Vibration reduced fat mass but not lean mass. Even though the whole-body vibration group weighed less, had less fat mass and a lower percentage of body fat, no differences were observed for lean mass and bone mass between the control and whole-body vibration group. Some studies have suggested that up to 30% of weight loss because of energy restriction may be due to a reduction of lean mass.36 Thus, it is possible that a weight reduction program supplemented with whole-body vibration may positively affect body composition by increasing the rate of fat loss while preserving lean mass. Further research is needed to test this possibility.
No differences in lean mass between the whole-body vibration and control groups are consistent with our finding that vibration had no effect on the mass or function of the oxidative SOL and glycolytic EDL muscles. There was a tendency for EDL mass and tetanic force to be reduced by 5–6% in the vibration group. Although our statistical power for this comparison was low (0.42–0.45), these findings deserve further investigation because whole-body vibration has been proposed to augment strength gains during human resistance training exercise programs.24,25

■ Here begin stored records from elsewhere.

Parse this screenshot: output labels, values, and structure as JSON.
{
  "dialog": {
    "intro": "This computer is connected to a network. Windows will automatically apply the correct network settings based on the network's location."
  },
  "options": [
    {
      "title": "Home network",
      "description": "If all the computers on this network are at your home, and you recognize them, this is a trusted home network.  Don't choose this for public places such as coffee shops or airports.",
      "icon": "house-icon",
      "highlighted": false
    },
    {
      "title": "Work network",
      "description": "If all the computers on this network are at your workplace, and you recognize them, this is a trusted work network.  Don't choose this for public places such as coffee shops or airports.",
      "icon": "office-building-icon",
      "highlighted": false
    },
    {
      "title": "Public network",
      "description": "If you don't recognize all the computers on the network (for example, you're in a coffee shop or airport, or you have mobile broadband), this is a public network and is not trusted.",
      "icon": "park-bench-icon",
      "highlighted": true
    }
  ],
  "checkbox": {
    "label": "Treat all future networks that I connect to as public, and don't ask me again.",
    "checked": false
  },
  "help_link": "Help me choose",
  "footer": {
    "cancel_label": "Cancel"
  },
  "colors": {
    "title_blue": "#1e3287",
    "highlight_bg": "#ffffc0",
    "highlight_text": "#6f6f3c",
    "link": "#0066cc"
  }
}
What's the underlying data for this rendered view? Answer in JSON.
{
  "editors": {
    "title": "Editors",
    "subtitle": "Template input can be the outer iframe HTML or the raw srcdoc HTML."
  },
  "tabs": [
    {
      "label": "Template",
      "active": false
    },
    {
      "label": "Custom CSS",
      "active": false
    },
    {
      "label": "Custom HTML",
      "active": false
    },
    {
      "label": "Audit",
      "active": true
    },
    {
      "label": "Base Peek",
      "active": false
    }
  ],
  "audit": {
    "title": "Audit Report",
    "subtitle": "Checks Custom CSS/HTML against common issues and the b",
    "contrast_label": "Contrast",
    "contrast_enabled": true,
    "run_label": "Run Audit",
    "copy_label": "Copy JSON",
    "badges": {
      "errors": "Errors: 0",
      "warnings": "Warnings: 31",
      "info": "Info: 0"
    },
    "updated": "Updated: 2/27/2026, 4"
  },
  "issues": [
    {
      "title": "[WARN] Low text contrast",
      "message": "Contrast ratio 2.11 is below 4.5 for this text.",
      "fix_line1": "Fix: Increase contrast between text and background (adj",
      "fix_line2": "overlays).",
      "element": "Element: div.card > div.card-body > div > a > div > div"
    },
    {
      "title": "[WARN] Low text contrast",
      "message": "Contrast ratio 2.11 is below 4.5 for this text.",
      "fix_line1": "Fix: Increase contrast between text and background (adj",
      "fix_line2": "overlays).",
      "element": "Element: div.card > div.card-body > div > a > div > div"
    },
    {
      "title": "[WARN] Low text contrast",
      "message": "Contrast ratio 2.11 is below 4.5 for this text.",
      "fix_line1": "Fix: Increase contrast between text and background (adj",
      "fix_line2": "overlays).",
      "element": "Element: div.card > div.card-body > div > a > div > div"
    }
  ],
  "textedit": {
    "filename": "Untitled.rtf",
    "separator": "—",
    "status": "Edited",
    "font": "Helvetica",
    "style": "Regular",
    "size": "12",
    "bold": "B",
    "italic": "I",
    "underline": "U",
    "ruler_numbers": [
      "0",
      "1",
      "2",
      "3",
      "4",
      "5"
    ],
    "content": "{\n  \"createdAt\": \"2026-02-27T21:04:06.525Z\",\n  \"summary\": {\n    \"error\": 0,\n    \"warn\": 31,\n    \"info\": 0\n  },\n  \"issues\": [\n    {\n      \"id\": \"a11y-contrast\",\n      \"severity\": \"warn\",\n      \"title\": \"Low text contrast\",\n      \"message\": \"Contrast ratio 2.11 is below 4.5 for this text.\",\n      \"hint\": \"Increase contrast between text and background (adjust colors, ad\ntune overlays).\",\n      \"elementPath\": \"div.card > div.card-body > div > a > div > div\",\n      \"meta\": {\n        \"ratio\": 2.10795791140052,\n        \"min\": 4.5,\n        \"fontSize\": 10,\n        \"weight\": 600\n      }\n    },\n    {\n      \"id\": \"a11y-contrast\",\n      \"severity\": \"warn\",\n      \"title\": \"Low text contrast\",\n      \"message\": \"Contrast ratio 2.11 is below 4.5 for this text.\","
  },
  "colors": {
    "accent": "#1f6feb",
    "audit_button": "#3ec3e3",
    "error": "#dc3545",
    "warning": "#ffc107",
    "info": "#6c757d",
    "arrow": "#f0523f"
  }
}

Previous whole-body vibration studies37,38 have reported acute increases in plasma concentrations of growth hormone and serum IGF-I. In our study, whole-body vibration had no effect on IGF-I levels. However, both the whole-body vibration and control groups had lower IGF-I levels than the baseline group. This is consistent with previous research showing serum IGF-I levels to decline with age in a predictable manner in healthy individuals. After reaching a peak during the pubertal growth spurt, mean circulating IGF-I levels decrease twofold by the third decade and continue to steadily decline with age.39 As our treatment groups were 12 weeks older than the baseline group, we attribute the lower IGF-I levels in the older rats to the natural effects of aging.
In conclusion, these studies show that whole-body vibration reduced age-related increases in fat mass in mature rats. This effect occurred without changes in lean body mass, bone mass or muscle mass and function and without alterations in food intake. These findings suggest that whole-body vibration exercise suppresses the accumulation of fat in young adult rats. Further studies are necessary to determine whether whole-body vibration can prevent fat accumulation in humans. If successful, this research could have implications in cases such as preventing childhood obesity and other metabolic disorders associated with weight gain.